Thursday, 28 January 2010

Spanish Wood

The Spanish Mediterranean coast is not a good place for buying wood. Though a thick pelt of forestry covers many areas of Catalunya there is little general use of wood. While you might see pine beams in old buildings, timber has barely been used in construction since the 60’s when concrete became God and high-rise apartment blocks ruptured the skyline.

Wood in the home has been ousted by a dictatorship of flat-pack furniture. Familiar tables and lamps crop up in other people’s homes with depressing regularity. An insidious bland conformity spreads from home to home. And if a window and wooden frame need repairing they are inevitably replaced with quadruple glazed windows in white aluminium frames that swoosh shut, sealing you in soundproof rooms full of stale air.

My carpenter friend Mr Mushroom makes gates and fences where before he made cupboards and bookcases. He insists however, that wood is cheap. It is not. Particularly if you need something a little bit special for your boat. Even hardwood scraps seem hard to come by.

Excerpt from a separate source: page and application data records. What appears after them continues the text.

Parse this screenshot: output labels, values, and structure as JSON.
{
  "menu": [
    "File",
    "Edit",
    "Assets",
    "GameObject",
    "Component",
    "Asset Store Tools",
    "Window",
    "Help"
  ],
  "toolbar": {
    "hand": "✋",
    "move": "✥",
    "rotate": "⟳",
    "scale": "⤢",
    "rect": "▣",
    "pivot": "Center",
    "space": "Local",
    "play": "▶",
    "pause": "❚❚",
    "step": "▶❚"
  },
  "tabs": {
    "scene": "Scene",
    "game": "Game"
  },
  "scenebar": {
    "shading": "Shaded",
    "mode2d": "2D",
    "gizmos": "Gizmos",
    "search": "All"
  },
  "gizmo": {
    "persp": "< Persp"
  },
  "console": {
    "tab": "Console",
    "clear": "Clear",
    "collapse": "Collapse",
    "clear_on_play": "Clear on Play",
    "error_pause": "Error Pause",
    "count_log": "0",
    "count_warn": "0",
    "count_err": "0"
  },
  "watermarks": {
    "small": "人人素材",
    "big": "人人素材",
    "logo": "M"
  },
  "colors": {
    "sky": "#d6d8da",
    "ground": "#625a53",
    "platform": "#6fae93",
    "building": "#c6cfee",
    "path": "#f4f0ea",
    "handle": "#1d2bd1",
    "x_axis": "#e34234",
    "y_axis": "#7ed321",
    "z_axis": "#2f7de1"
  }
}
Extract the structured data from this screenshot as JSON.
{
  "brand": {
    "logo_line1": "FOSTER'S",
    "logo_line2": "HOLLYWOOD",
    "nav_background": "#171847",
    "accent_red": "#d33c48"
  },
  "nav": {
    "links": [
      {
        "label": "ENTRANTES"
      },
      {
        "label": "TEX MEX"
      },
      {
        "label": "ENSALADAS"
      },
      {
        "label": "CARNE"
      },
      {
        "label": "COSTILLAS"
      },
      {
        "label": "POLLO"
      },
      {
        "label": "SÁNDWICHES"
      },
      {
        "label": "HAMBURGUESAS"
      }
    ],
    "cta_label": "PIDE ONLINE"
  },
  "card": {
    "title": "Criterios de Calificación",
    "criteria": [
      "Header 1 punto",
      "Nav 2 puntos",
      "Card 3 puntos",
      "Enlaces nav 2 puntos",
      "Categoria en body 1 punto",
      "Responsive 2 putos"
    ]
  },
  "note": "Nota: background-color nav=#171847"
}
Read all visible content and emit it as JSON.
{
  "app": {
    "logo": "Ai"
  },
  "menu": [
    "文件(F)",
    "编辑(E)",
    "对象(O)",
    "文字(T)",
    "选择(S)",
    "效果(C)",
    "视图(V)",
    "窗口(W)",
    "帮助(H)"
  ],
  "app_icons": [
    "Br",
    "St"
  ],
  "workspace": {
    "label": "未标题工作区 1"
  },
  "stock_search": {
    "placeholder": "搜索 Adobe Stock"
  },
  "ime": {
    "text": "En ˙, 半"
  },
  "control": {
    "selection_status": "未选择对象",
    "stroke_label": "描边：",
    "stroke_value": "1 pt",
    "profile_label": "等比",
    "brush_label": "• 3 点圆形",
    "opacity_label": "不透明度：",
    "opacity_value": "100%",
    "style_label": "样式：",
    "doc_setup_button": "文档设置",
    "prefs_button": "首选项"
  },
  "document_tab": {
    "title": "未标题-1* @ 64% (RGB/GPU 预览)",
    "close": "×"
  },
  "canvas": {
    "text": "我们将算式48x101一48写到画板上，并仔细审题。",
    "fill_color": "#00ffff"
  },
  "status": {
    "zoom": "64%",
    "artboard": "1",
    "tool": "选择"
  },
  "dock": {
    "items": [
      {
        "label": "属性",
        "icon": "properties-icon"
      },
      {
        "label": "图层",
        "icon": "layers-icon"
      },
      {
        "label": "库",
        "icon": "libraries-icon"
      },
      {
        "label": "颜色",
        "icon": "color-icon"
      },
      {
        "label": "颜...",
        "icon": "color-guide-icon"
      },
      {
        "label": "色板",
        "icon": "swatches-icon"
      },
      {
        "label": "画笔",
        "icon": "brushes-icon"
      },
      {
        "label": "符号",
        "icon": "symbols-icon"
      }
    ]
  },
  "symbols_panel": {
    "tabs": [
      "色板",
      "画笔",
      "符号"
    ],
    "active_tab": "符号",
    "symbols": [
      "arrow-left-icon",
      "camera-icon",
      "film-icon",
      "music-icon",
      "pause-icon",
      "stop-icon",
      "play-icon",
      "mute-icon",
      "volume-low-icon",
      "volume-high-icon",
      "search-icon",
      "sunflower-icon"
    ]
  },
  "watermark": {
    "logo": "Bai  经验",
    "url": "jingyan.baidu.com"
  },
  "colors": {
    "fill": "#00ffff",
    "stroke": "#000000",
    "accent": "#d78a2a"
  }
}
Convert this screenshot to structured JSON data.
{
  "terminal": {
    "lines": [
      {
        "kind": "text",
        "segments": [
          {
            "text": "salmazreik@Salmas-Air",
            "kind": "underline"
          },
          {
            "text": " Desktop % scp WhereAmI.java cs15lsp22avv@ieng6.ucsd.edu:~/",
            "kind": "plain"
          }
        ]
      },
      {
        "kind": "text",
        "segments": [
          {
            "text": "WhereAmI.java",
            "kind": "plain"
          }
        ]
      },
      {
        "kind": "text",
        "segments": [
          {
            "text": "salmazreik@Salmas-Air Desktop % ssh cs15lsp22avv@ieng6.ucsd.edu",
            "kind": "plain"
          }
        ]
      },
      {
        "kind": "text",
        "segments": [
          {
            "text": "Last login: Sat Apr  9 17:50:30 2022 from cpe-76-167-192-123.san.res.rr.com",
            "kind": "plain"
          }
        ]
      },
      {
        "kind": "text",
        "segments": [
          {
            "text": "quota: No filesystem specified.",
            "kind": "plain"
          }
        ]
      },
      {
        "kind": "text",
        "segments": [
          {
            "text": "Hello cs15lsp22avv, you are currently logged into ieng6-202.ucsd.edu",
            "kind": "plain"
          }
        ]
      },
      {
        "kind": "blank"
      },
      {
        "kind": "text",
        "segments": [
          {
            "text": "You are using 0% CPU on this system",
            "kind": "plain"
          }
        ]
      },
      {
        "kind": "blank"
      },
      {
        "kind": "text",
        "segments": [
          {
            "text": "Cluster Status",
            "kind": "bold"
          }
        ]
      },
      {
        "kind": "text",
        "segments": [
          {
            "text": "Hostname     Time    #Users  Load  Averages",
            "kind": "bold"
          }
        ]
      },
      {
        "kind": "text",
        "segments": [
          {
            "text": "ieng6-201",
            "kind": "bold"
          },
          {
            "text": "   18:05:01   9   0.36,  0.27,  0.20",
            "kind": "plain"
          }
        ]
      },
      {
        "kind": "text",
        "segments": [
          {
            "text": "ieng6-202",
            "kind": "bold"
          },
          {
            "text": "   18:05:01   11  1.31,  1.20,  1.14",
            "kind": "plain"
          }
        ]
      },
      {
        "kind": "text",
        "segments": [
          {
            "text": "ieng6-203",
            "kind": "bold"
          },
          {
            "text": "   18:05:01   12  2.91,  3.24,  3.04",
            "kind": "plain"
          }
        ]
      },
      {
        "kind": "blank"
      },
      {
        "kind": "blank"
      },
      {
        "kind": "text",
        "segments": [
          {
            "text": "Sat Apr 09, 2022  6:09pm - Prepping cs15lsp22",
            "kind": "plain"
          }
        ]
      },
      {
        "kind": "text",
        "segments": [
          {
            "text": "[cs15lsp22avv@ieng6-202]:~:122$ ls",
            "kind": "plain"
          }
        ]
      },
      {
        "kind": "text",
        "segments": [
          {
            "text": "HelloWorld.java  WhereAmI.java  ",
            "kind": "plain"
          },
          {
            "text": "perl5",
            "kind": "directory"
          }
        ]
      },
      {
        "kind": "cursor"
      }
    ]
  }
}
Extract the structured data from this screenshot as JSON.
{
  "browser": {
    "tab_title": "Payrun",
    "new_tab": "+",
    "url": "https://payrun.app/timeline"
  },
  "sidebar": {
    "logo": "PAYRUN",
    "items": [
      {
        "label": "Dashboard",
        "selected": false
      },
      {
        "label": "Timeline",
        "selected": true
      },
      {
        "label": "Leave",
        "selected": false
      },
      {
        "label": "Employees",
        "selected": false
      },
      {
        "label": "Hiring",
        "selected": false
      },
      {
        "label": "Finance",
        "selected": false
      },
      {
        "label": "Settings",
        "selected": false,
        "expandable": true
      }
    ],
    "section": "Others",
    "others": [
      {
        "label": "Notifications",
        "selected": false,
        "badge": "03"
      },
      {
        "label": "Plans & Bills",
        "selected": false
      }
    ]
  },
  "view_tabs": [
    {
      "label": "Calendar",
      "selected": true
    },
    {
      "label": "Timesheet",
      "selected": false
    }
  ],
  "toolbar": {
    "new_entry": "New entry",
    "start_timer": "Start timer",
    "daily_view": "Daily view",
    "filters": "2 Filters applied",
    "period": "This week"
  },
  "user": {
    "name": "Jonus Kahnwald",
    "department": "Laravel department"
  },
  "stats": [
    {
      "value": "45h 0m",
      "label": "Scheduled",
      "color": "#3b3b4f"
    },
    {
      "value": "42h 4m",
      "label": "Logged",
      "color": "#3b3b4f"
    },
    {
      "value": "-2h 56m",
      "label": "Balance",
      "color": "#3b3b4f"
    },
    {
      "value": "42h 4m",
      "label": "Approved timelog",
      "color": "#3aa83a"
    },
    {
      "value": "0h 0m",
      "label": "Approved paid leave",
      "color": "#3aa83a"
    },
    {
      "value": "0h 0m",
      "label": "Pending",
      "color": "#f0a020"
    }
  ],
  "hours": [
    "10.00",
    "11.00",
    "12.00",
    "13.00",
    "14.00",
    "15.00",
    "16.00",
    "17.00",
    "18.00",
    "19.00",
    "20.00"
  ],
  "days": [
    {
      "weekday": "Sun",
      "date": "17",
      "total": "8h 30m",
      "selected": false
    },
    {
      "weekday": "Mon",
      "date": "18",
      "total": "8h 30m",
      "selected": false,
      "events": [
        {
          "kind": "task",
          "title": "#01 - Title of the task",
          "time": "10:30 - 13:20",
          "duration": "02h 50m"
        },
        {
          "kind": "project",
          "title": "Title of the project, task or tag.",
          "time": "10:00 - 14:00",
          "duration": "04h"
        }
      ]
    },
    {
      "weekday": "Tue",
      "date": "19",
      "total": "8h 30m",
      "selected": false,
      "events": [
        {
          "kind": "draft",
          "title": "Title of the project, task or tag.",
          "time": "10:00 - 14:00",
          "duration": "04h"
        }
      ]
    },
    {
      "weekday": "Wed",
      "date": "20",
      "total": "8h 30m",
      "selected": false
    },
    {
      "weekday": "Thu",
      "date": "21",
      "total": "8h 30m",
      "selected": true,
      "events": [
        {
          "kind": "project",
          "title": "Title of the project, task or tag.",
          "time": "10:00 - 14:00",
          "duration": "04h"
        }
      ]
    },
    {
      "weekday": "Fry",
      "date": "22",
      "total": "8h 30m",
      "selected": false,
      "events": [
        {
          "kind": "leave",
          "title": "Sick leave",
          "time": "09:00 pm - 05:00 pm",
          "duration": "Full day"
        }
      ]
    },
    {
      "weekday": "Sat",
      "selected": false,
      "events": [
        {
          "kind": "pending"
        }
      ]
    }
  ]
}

So I was very pleased when one morning a wave washed a piece of teak up the beach. It wasn’t very big and, judging by the drill holes and saw cuts, had drifted from a boatyard somewhere over the horizon. But it was just what I needed to replace the two stern cleats on OB.


Bob Easton said...

Lucky you! Those are nice cleats you made from useful driftwood.

I agree with your sentiment that wood is not cheap. While visiting my daughter in Austria recently, I was surprised by how expensive simple larch is, more than twice what we might pay for similar lumber here in the U.S. Not cheap. Good to have a nice source of driftwood!

BTW, whatever you did a couple of weeks ago regarding publishing techniques solved the unwanted HTML we were seeing in RSS feeds. Thanks!

ChrisP said...

A lovely pic of the wave breaking, too.

Ben said...

I had to go round the forums before I found a solution that I was capable of applying. I'm now copy-pasting from Word to Text Edit before I post and that seems to do the trick.

Dhiego said...

Hi Ben,
I`ve been seeing your blog very often lately. Im an architect living in Barcelona, and studing boats design and construction.
I was wondering if you could give me some advise of how should I look for a job on this area (boat design and construction) here in Cataluña.
Well, congrats for your blog, and for your wondeful boat.
Regards from a fan.

Ben said...


the only advice I can offer is that you go and visit boat yards and design offices, try and talk to people, show interest, you might arrive at just the right moment.

It's a job searching process that's worked for me. I don't hold much store in phoning or sending CVs.

Thanks for your kind words and best of luck to you.

Dhiego said...

Thanks for your answer. Its great to hear from you.
Said that, I would like to make you another question.
As I said Im no Naval Architect, just an architect trying a self-learning and practice-learning process, instead of an academic-learning one. Im can make 3d Rhino drawings, can understand the principles of stability.
But Im considering work as a fairer and maybe painter just to get a closer contact with boats hulls, instead of trying to get in a computer/office position.
I dont know if its a nice choice, taking in consideration what I could learn and the possible salary.
Sorry about my english. Hope you could understand my doubt.
Thanks again,

Ben said...

Hi Dhiego,

If you can afford to take a low paid job, go for it. I'm sure you can find work around the yards. Fairing is dusty and dirty though and painting can be quite tedious.

Best of luck